In her former life, she was an attorney, serving as Lakewood Hospital’s legal counsel for 11 years. Then a string of life-changing events put Dianne DePasquale-Hagerty on the path to becoming CEO of Medina Creative Housing. The first was the birth of her son.
“When I had my son I realized that life wasn’t about winning the next case or writing the next contract. It’s about my son. It’s about my family,” she says.
“That was a big eye-opener and that changed my course. It caused me to give up my career that I had worked very hard for and to become a stay-at-home mom. And that was difficult for me, but it was the best thing I ever did.”
The second event was an auto accident that led to her brother developing reflex sympathetic dystrophy, a chronic condition that causes excruciating pain and mobility issues. One year later, compounding his problems, his son was diagnosed on the autism spectrum.
Her family’s struggles led her to realize it takes many people coming together to help someone navigate their changed world. So once her son was more independent, DePasquale-Hagerty decided to go back to work. MCH was looking for its first director at the time, “and I thought that was something I can really wrap my head and heart around,” she says.
“I knew that life could change in an instant,” she says. “And I understood you could be born with a disability that would present challenges for the rest of your life. So it was a group I felt very strongly about and wholeheartedly committed to serving.”
Starting from scratch
Eleven years ago when DePasquale-Hagerty started, MCH looked much different than it does today.
“We had a few houses, and were in the red. We were not very visible in the community. It was a grass-roots parents’ organization, so they were struggling trying to maintain what they had let alone trying to envision what the future could be and how they could get there,” she says.
“I came on and we’ve been able to accomplish a lot through a very strong board and incredible community support. We were able to accomplish things I don’t think anyone ever thought possible,” she says.
Today MCH is known throughout Medina County, the region and the state as a multifaceted, nonprofit organization that provides housing and services to individuals with disabilities, helping them live life with dignity and opportunity. Its services include opportunities for employment and independent living with support in apartments and single-family homes that are integrated into the community.
It has 48 housing units that house 80 people and provides services to more than 400 people through its various programs. It employs 110 people, half of whom have a disability.
Since 2008, MCH has developed ancillary services, such as Medina Creative Produce, which offers the chance to grow food that’s provided to the community; and Medina Creative Pet Play, which offers pet care. She says these services create opportunities for individuals with disabilities to be a bigger part of the community.
Looking to grow
Still, MCH has challenges. One of the biggest is providing services to all those who need it. DePasquale-Hagerty says some 260 people are on waiting lists for housing or to get into a program.

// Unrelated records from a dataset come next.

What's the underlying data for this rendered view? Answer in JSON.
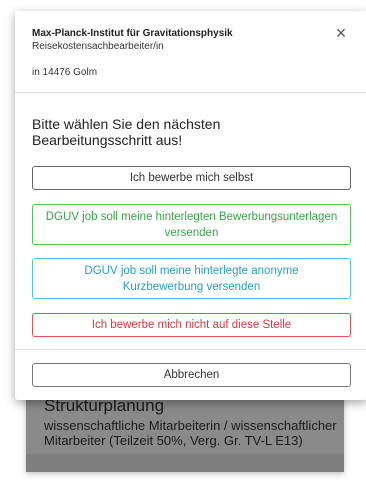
{
  "modal": {
    "employer": "Max-Planck-Institut für Gravitationsphysik",
    "role": "Reisekostensachbearbeiter/in",
    "location": "in 14476 Golm",
    "close_glyph": "×",
    "prompt": "Bitte wählen Sie den nächsten Bearbeitungsschritt aus!",
    "options": {
      "self": "Ich bewerbe mich selbst",
      "send_documents": "DGUV job soll meine hinterlegten Bewerbungsunterlagen versenden",
      "send_anonymous": "DGUV job soll meine hinterlegte anonyme Kurzbewerbung versenden",
      "decline": "Ich bewerbe mich nicht auf diese Stelle"
    },
    "cancel": "Abbrechen"
  },
  "background": {
    "title": "Strukturplanung",
    "subtitle": "wissenschaftliche Mitarbeiterin / wissenschaftlicher Mitarbeiter (Teilzeit 50%, Verg. Gr. TV-L E13)"
  },
  "colors": {
    "overlay": "#8a8a8a",
    "green": "#3aa447",
    "blue": "#2a9fc0",
    "red": "#d63a40"
  }
}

Helping MCH overcome this hurdle is a planning grant awarded from the Cleveland Foundation that could lead to it duplicating its housing model in Cuyahoga County. The planning would help MCH work with groups in Cuyahoga County to compose a comprehensive plan. But MCH will only thrive in a supportive community with the right amenities, so site selection is key.
“That’s a big undertaking,” DePasquale-Hagerty says. “Medina Creative Housing was developed (over) more than 22 years, so … we now have a model to do it. But it takes resources and various groups coming together and supporting this.”
MCH assembled a diverse 12-person advisory committee that will help identify community needs, potential funders, the challenges and how to overcome those, and to help put a plan together for the planning grant.
Six years ago, DePasquale-Hagerty was MCH’s only employee. Since then her efforts have helped the organization grow exponentially, but there are always more people to serve.
“My biggest challenge is I want to do it all,” she says. “I don’t like to say no to anyone. I understand we have limitations, but if there’s a way that we can do something I’m going to try to do it.” ●